Monsoon. Conjures up images of rice paddies whipped by gales and slashing rain, don’t it? Clipper ships in South Pacific seas battening hatches and furling sail, riding out the storm. By odd chance, the version we get under SoCal Skies ain’t quite as dramatic, although it can still be deadly.
Out to the east we’ve got the Laguna Mountains and the lower Sonoran Desert. South of that is the Gulf of California, or the Sea of Cortez. (See John Steinbeck’s The Log from the Sea of Cortez – if my favorite American writer calls it the Sea of Cortez, so do I.)
The Sea of Cortez provides a large source of warm, moist unstable air. This time of year – July, August, sometimes September, monsoon season in the Southwest – the winds will occasionally blow that warm moist unstable air northward. As that warm, moist, unstable air hits the scorching heat of the desert, it does what all such air does when heat is applied: it rises.
So, let’s see, you’ve got a huge source of warm, moist, unstable air being transported north oertop a blazing hot desert, causing it to rise very rapidly, and, as it continues to explode upward, the thing takes on a life of its own. Before long you’ve got the type of weather that strikes fear in the hearts of most pilots: cumulonimbus … that’s thunderstorm in case your Latin fails you or you were asleep during the weather portion of your private pilot studies.
All those hearty Midwesterners, kindly Southeasterners, Rocky Mountaineers, Dakota Plainsmen and poor, put out, summertime Northeasterners get to wallow beneath thunderstorms for big chunks of the year. We get to admire them from afar for a couple of months, max. Tampa Bay sees 180 thunderstorm days a year – we average 4.
Observed from Montgomery Field, 70 miles west of the desert, they are a magnificent sight. When you get to see one, from a distance, highlighted against the brilliant blue eastern San Diego sky, it’s awe-inspiring. Up close, it’s a little different. And up close to a thunderstorm ain’t where ya wanna be.

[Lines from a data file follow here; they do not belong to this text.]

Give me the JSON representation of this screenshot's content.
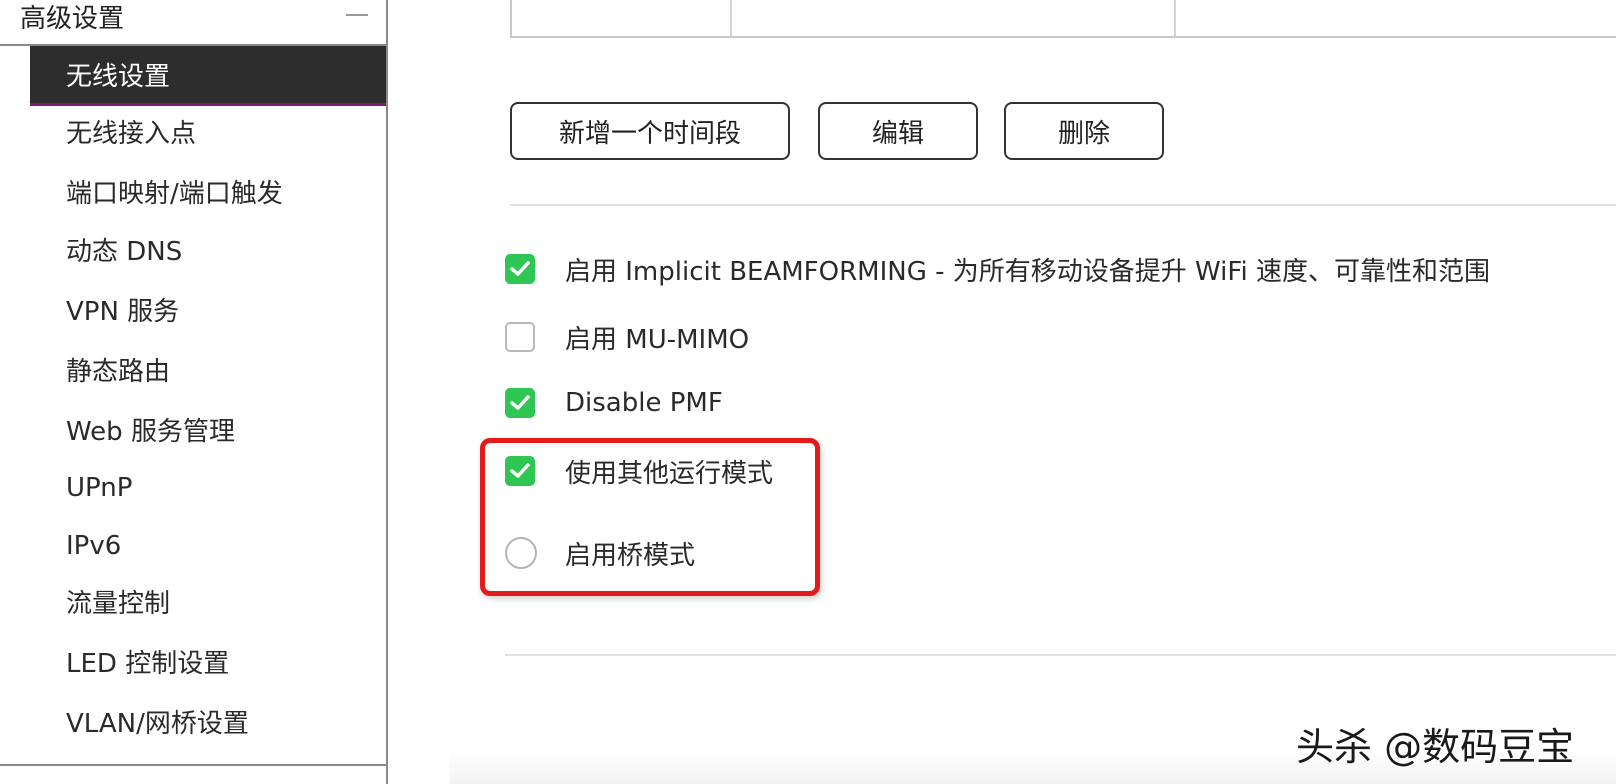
{
  "sidebar": {
    "header": "高级设置",
    "active_item": "无线设置",
    "items": [
      {
        "label": "无线接入点"
      },
      {
        "label": "端口映射/端口触发"
      },
      {
        "label": "动态 DNS"
      },
      {
        "label": "VPN 服务"
      },
      {
        "label": "静态路由"
      },
      {
        "label": "Web 服务管理"
      },
      {
        "label": "UPnP"
      },
      {
        "label": "IPv6"
      },
      {
        "label": "流量控制"
      },
      {
        "label": "LED 控制设置"
      },
      {
        "label": "VLAN/网桥设置"
      }
    ]
  },
  "toolbar": {
    "add_label": "新增一个时间段",
    "edit_label": "编辑",
    "delete_label": "删除"
  },
  "options": [
    {
      "label": "启用 Implicit BEAMFORMING - 为所有移动设备提升 WiFi 速度、可靠性和范围",
      "checked": true,
      "kind": "checkbox"
    },
    {
      "label": "启用 MU-MIMO",
      "checked": false,
      "kind": "checkbox"
    },
    {
      "label": "Disable PMF",
      "checked": true,
      "kind": "checkbox"
    },
    {
      "label": "使用其他运行模式",
      "checked": true,
      "kind": "checkbox"
    },
    {
      "label": "启用桥模式",
      "checked": false,
      "kind": "radio"
    }
  ],
  "watermark": "头杀 @数码豆宝",
  "colors": {
    "checkbox_on": "#2fc653",
    "highlight": "#e51b1b",
    "active_bg": "#2d2d2d",
    "active_underline": "#7b1d74"
  }
}
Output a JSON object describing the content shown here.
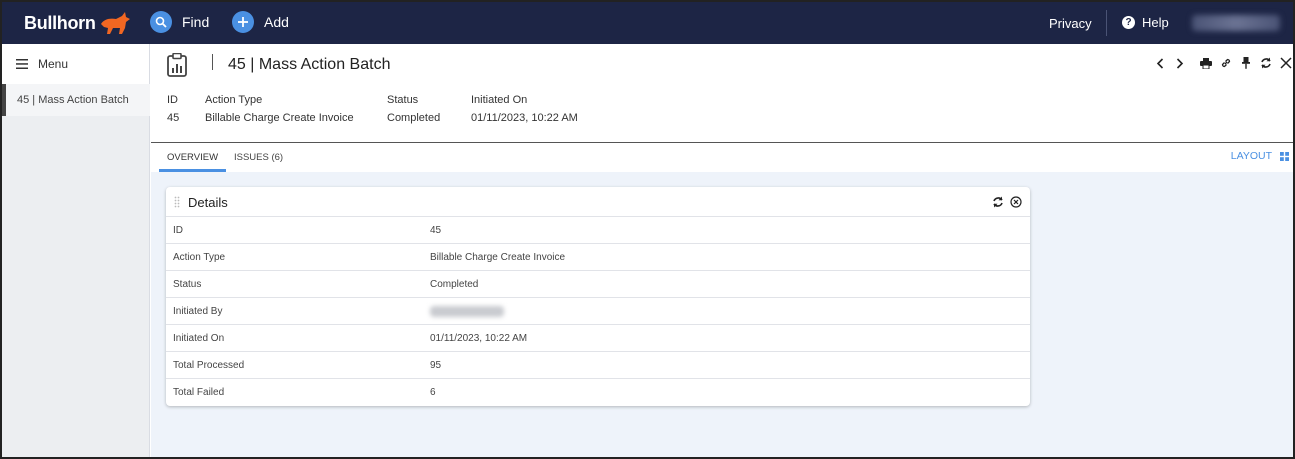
{
  "topbar": {
    "logo_text": "Bullhorn",
    "find_label": "Find",
    "add_label": "Add",
    "privacy_label": "Privacy",
    "help_label": "Help"
  },
  "sidebar": {
    "menu_label": "Menu",
    "items": [
      {
        "label": "45 | Mass Action Batch"
      }
    ]
  },
  "record": {
    "title": "45 | Mass Action Batch",
    "meta": [
      {
        "label": "ID",
        "value": "45"
      },
      {
        "label": "Action Type",
        "value": "Billable Charge Create Invoice"
      },
      {
        "label": "Status",
        "value": "Completed"
      },
      {
        "label": "Initiated On",
        "value": "01/11/2023, 10:22 AM"
      }
    ]
  },
  "tabs": [
    {
      "label": "OVERVIEW",
      "active": true
    },
    {
      "label": "ISSUES (6)",
      "active": false
    }
  ],
  "layout_label": "LAYOUT",
  "details": {
    "title": "Details",
    "rows": [
      {
        "key": "ID",
        "value": "45"
      },
      {
        "key": "Action Type",
        "value": "Billable Charge Create Invoice"
      },
      {
        "key": "Status",
        "value": "Completed"
      },
      {
        "key": "Initiated By",
        "value": ""
      },
      {
        "key": "Initiated On",
        "value": "01/11/2023, 10:22 AM"
      },
      {
        "key": "Total Processed",
        "value": "95"
      },
      {
        "key": "Total Failed",
        "value": "6"
      }
    ]
  },
  "colors": {
    "topbar_bg": "#1d2545",
    "accent": "#4a90e2",
    "logo_bull": "#f26722"
  },
  "icons": [
    "search-icon",
    "plus-icon",
    "help-icon",
    "menu-icon",
    "report-icon",
    "chevron-left-icon",
    "chevron-right-icon",
    "print-icon",
    "link-icon",
    "pin-icon",
    "refresh-icon",
    "close-icon",
    "grid-icon",
    "drag-handle-icon",
    "close-circle-icon"
  ]
}
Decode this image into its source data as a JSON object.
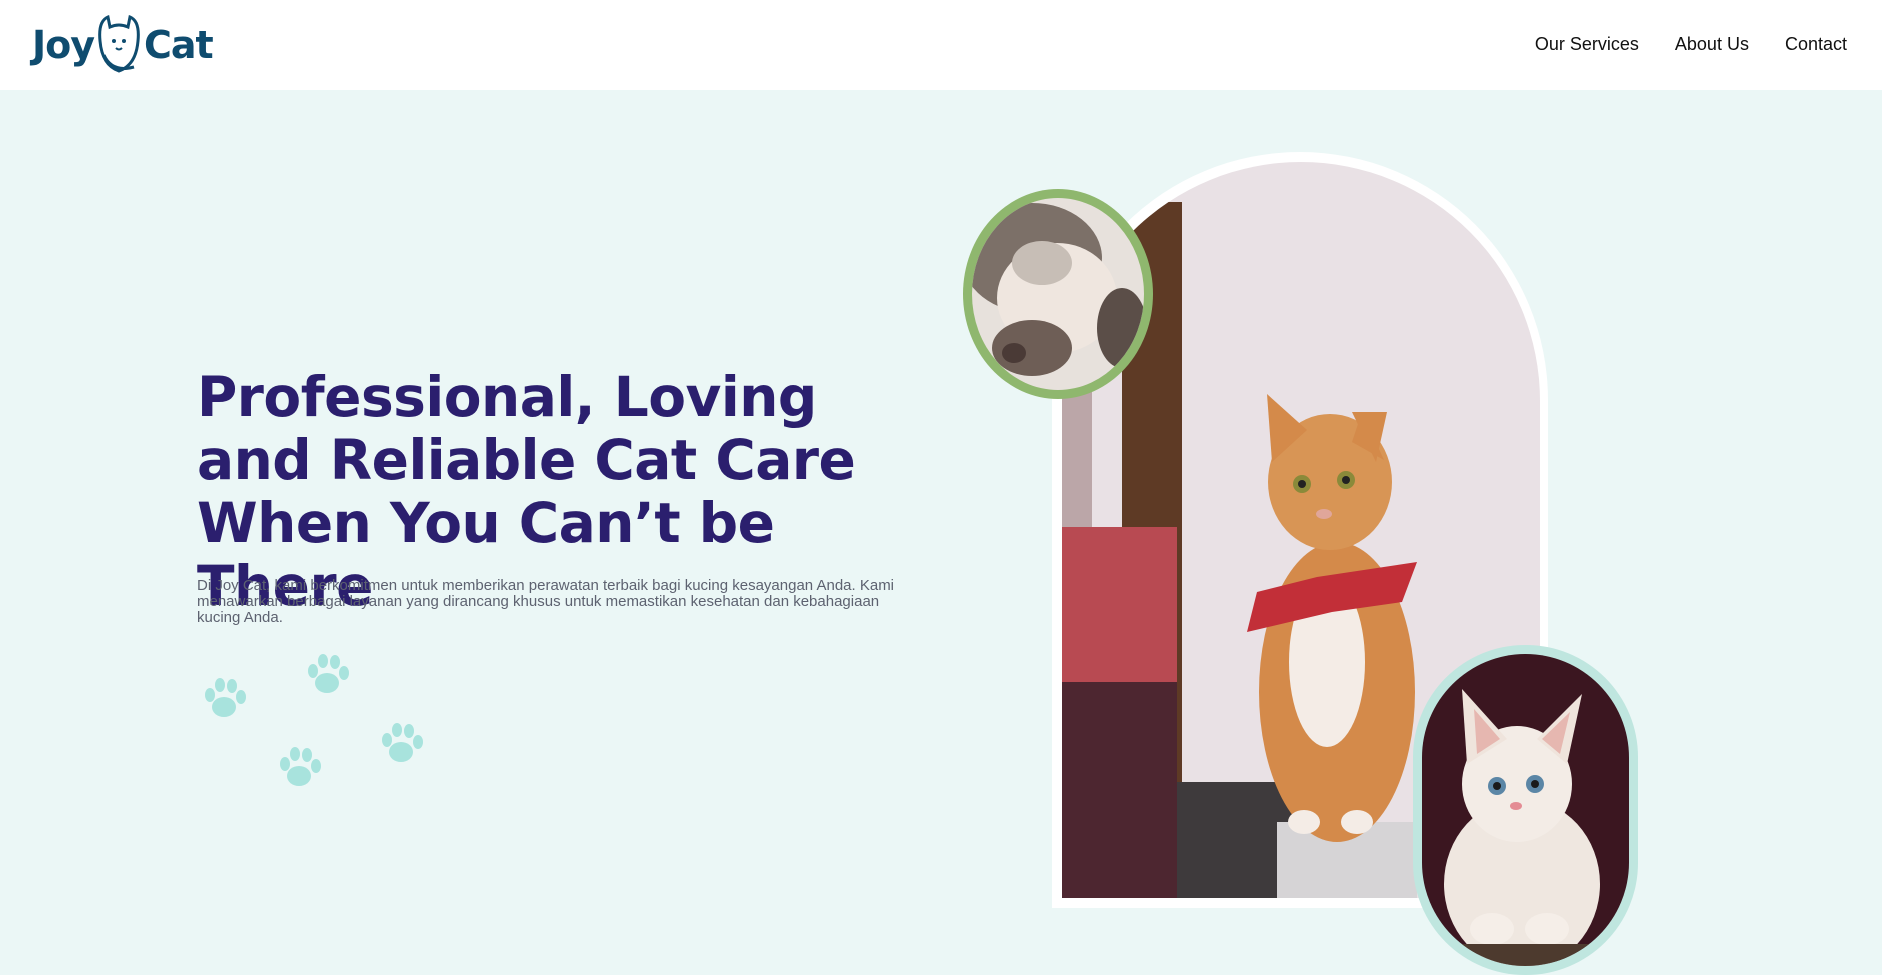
{
  "brand": {
    "name_left": "Joy",
    "name_right": "Cat",
    "primary_color": "#0f4c6f"
  },
  "nav": {
    "items": [
      {
        "label": "Our Services"
      },
      {
        "label": "About Us"
      },
      {
        "label": "Contact"
      }
    ]
  },
  "hero": {
    "headline": "Professional, Loving and Reliable Cat Care When You Can’t be There",
    "description": "Di Joy Cat, kami berkomitmen untuk memberikan perawatan terbaik bagi kucing kesayangan Anda. Kami menawarkan berbagai layanan yang dirancang khusus untuk memastikan kesehatan dan kebahagiaan kucing Anda.",
    "headline_color": "#2b1f6e",
    "background_color": "#ebf7f6",
    "paw_color": "#a8e3dd"
  },
  "images": {
    "main": "orange-cat-with-red-bandana",
    "top_circle": "sleeping-tabby-kitten",
    "bottom_circle": "white-kitten",
    "top_ring_color": "#8fb76e",
    "bottom_ring_color": "#bfe6df"
  }
}
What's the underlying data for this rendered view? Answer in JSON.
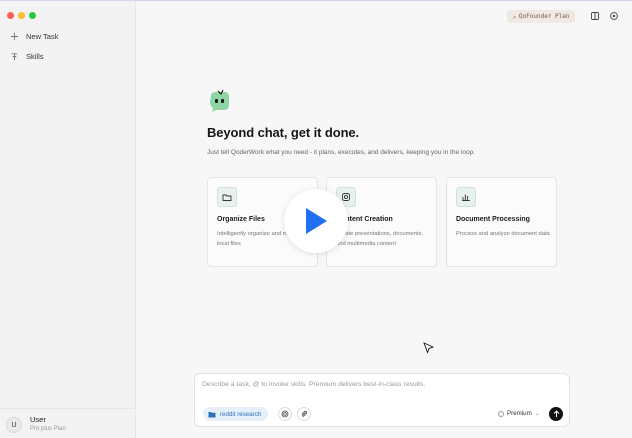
{
  "sidebar": {
    "items": [
      {
        "label": "New Task",
        "icon": "plus-icon"
      },
      {
        "label": "Skills",
        "icon": "skills-icon"
      }
    ],
    "user": {
      "avatar_letter": "U",
      "name": "User",
      "plan": "Pro plus Plan"
    }
  },
  "topbar": {
    "plan_chip": "QoFounder Plan",
    "icons": [
      "book-icon",
      "gear-icon"
    ]
  },
  "main": {
    "headline": "Beyond chat, get it done.",
    "subline": "Just tell QoderWork what you need - it plans, executes, and delivers, keeping you in the loop.",
    "cards": [
      {
        "title": "Organize Files",
        "desc": "Intelligently organize and manage local files",
        "icon": "folder-icon"
      },
      {
        "title": "Content Creation",
        "desc": "Create presentations, documents, and multimedia content",
        "icon": "instagram-icon"
      },
      {
        "title": "Document Processing",
        "desc": "Process and analyze document data",
        "icon": "chart-icon"
      }
    ]
  },
  "composer": {
    "placeholder": "Describe a task, @ to invoke skills. Premium delivers best-in-class results.",
    "skill_chip": "reddit research",
    "model": "Premium"
  },
  "colors": {
    "accent_blue": "#2b6fb8",
    "play_blue": "#1f6ff0",
    "mascot_green": "#8fd6a4",
    "card_icon_bg": "#e8f2ec"
  }
}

Accepted wisdom is to avoid thunderstorms by 10 miles – I’ll shoot for 20. A small, isolated cell is fairly easy to circumvent, unless it happens to be moving in the same direction as you are and, even then, there’s a good chance that the winds pushing the storm aren’t as fast as you – if they are, go land somewhere and hide.
If the cells are fairly close together, that’s when it starts to get a lot more interesting. Trying to squeeze an airplane between thunderstorms is not the smartest move you could make. If the cells merge as you near them, you’re only course of action is to get the hell outta there. Never, ever, not once try to fly underneath a thunderstorm – there could be downdrafts so severe that you’d impact the ground below. Plus, flying near thunderstorms in proximity to mountains is asking for serious trouble.
Recall your basic weather training. In the cumulus stage of thunderstorm development, you can experience updrafts in excess of 3,000 feet per minute. Were you to get caught inside one, it’s quite possible that you could pull the wings right off your airplane: airplane starts climbing faster than you’ve ever experienced, you push hard against the yoke, the wing spar cracks, OOPS … get the picture?
In a mature thunderstorm, you may experience downdrafts in excess of 2500 feet per minute, and updrafts in excess of 6,000 feet per minute. When the updrafts and downdrafts are in close proximity, you’ll get an incredibly strong vertical shear and the potential for extreme turbulence – and your airplane won’t be able to survive.
Should you be stupid enough to fly into a thunderstorm, the accepted wisdom states that you should cinch your seat belts and shoulder harnesses, reduce to maneuvering speed, Va (turbulent air penetration speed), fly a straight heading through the storm using your instruments, accept changes in altitude, under no circumstances add to load factor by trying to maintain altitude with your elevator, and, by all means, quit screaming like a little girl which will not inspire confidence in your passengers. A friend who once flew freight in Africa told me, “You can fly through 95% of all thunderstorms and never get a scratch. The problem is that you don’t which 5% will kill you.”
So let’s say you’ve planned an eastbound trip from San Diego in the summer months – why, would be the first question. I mean, really, why would you go to Arizona or Nevada in the summer? It’s frkng hot, bozo – 110 freaking degrees – airplanes don’t like hot, they don’t perform well in hot.
Nevertheless, you’re determined to fly to Phoenix for Cousin Jethro’s reform school graduation, Bud Light party and Make America Great Again buffoonery. Go EARLY. Yes, Virginia, wake up at dawn, get airborne by 6:30 or 7 am and get there before the thunderboomers start cranking.
After the grand celebration, the concomitant bad beer hangover, and the waking horror of having associated with a troop of troubled trumpkins, wait another day and return EARLY, so you don’t have to deal with monsoonal thunderstorms on the return trip.
OR … avoid the thunderstorms and fly north in the summer – fewer trumpkins, better beer choices, a whole lot less heat. Oh, and no frkng monsoon.